Disabled Golfers Wow in Wales
TV presenters Dan Walker and Gethin Jones (above with Tony Lloyd) gained an insight into disabled coaching at a special ISPS Handa clinic on the eve of the Wales Open at Celtic Manor.
The pair, along with defending champion Gregory Bourdy, were put through their paces when they tried hitting balls blindfolded and also attempted to use one of the specially adapted long drivers for short-armed golfer Tony Lloyd.
“It was a great experience,” said Bourdy. “It’s very difficult to hit good shots with the long club, and with the blindfold also.
“It is amazing that these guys can hit it so well with a long club. I missed the ball three times in a row and with the last go, I only just hit it.”
Craig Thomas, the PGA Professional who spearheads the ISPS Handa PGA Academy Programme, took the opportunity to explain the work of ISPS which helps train PGA pros to bring golf to people with a range of disabilities.
“The ISPS Handa PGA Academy Programme is making a real difference to hundreds of disabled golfers,” said Thomas.
“Having specially trained PGA pros makes a huge difference while the impact of golf in terms of the social and physical well-being it brings can’t be over emphasised.
“Today was a great chance to showcase the strides we are making and I think Dan (Walker), Gethin (Jones) and Gregory (Bourdy) were amazed at just how well some of the disabled golfers play.”
Among the golfers taking part in the clinic was South African-based Irishman James Hourigan, who had both legs amputated below the knee after a car accident five years ago.
“Golf has taught me that I’m still able but just in a different way,” he said. ”Golf has taught me you can still compete but in a different way.
“With hard work I’m down to a three handicap at the moment and I’m busy preparing for the World Disabled Championships in Japan.”
Short-armed golfer, Tony Lloyd, who uses specially adapted clubs placed under his armpit, added: “Golf has changed my life, I used to be all about team sports but with golf I’ve found you can push yourself, challenge yourself and if it goes wrong there’s no-one to blame but yourself.

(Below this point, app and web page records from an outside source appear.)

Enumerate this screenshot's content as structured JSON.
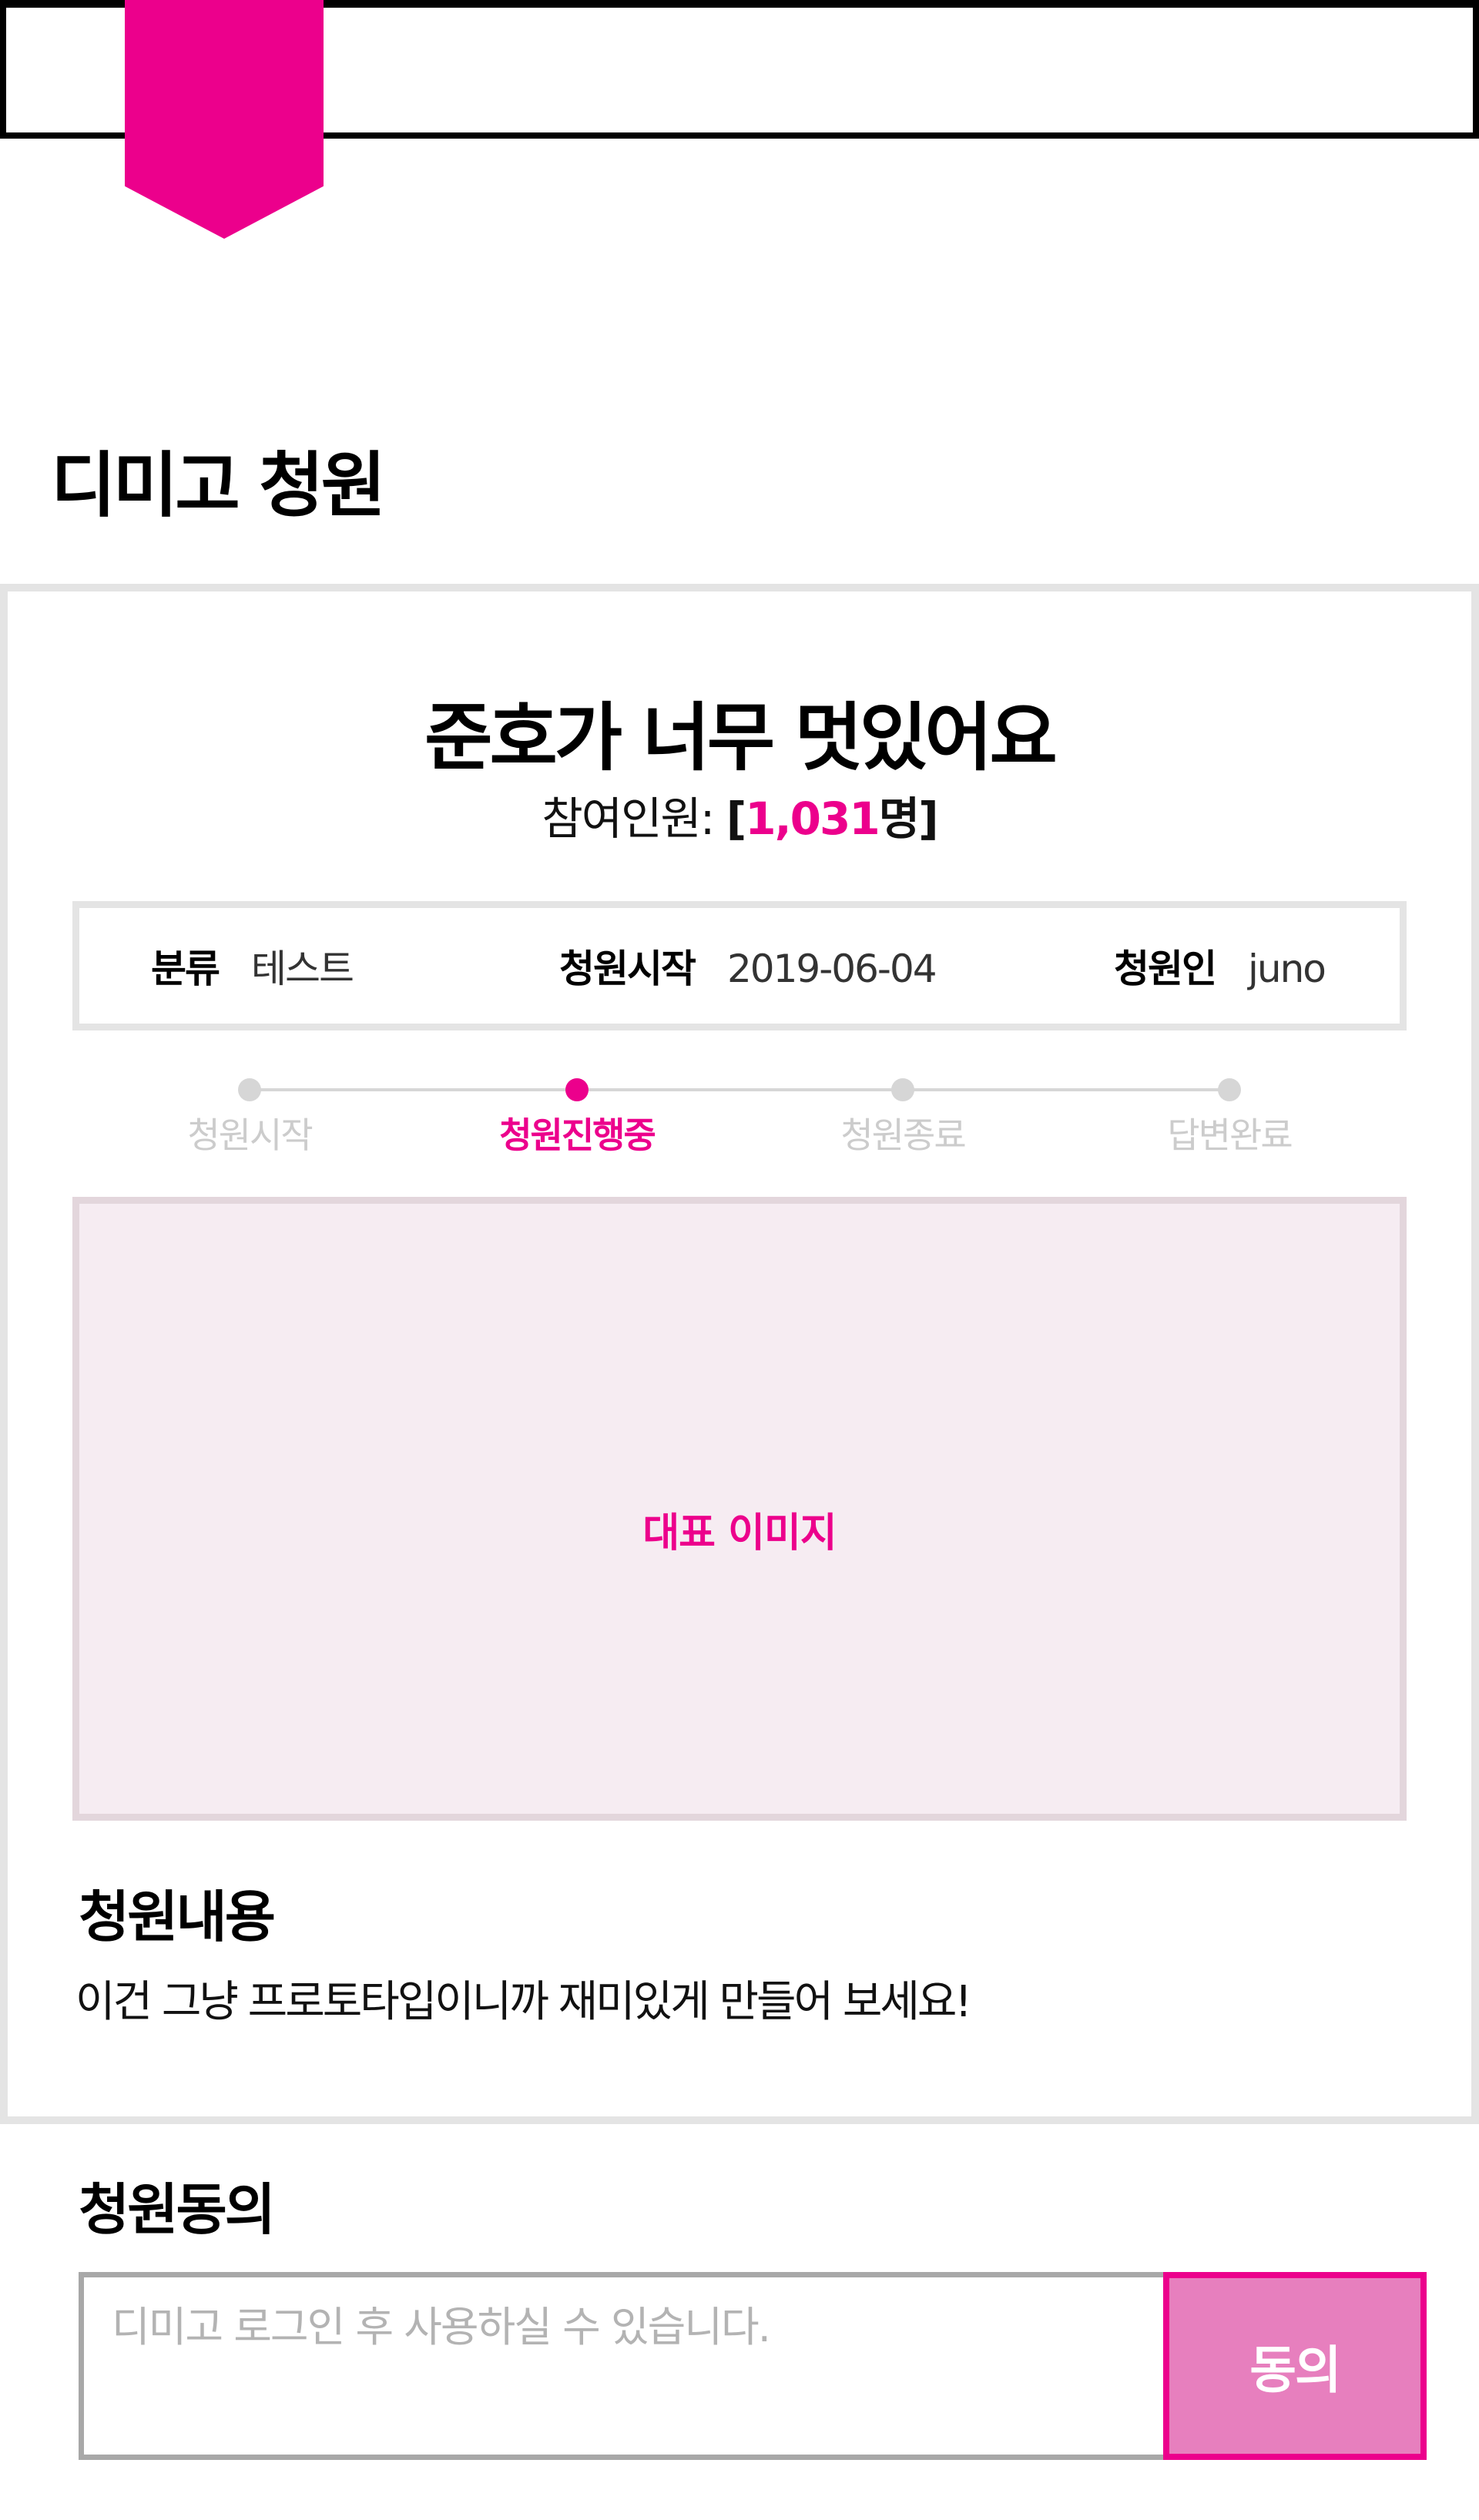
{
  "page_title": "디미고 청원",
  "petition": {
    "title": "준호가 너무 멋있어요",
    "participants_label": "참여인원: ",
    "open_bracket": "[",
    "participants_count": "1,031",
    "participants_unit": "명",
    "close_bracket": "]"
  },
  "info": {
    "category_label": "분류",
    "category_value": "테스트",
    "start_label": "청원시작",
    "start_value": "2019-06-04",
    "author_label": "청원인",
    "author_value": "juno"
  },
  "steps": [
    {
      "label": "청원시작",
      "active": false
    },
    {
      "label": "청원진행중",
      "active": true
    },
    {
      "label": "청원종료",
      "active": false
    },
    {
      "label": "답변완료",
      "active": false
    }
  ],
  "image_placeholder": "대표 이미지",
  "content": {
    "title": "청원내용",
    "text": "이건 그냥 프로토타입이니까 재미있게 만들어 보세요!"
  },
  "agree": {
    "title": "청원동의",
    "placeholder": "디미고 로그인 후 사용하실 수 있습니다.",
    "button_label": "동의"
  },
  "colors": {
    "accent": "#ec008c",
    "button_fill": "#e77fbe",
    "image_bg": "#f6ecf2",
    "border": "#e4e4e4"
  }
}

“With specially made clubs from Titleist it has taken me from disabled to enabled, and my handicap is now down to 12.
“I’ve been taking lessons with Craig, and it’s really helped me. He swings the club like I do to get a better understanding and through the lessons I’ve lost three or four shots off my handicap.”

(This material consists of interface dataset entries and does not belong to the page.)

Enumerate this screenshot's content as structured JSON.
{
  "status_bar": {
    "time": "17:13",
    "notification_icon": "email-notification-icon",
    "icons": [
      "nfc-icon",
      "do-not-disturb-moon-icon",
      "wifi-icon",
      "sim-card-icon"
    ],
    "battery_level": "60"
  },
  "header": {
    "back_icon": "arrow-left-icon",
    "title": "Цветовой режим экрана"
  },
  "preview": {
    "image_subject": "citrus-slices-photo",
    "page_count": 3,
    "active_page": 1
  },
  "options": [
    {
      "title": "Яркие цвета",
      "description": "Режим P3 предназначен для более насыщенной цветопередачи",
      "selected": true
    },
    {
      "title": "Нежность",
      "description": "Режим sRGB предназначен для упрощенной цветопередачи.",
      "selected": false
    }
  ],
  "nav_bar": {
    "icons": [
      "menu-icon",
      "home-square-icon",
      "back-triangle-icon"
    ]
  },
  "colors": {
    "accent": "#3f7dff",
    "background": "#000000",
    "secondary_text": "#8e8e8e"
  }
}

To date more than 300 PGA pros have undertaken the week long workshop to equip them with specialist skills to coach disabled golfers and have given more than 3,000 lessons.
Three of those pros, Mike Davies (Glynn Abbey), Dave Pocock (Bryn Meadows) and Anthony Middleton (Rhyl) received special recognition awards at a gala dinner at Celtic Manor last night in recognition of their efforts in growing disabled golf.
Also honoured was 14-year-old Jordan Rosser, who suffers with a range of neuro and physical problems, but volunteers on a number of golf inclusive projects.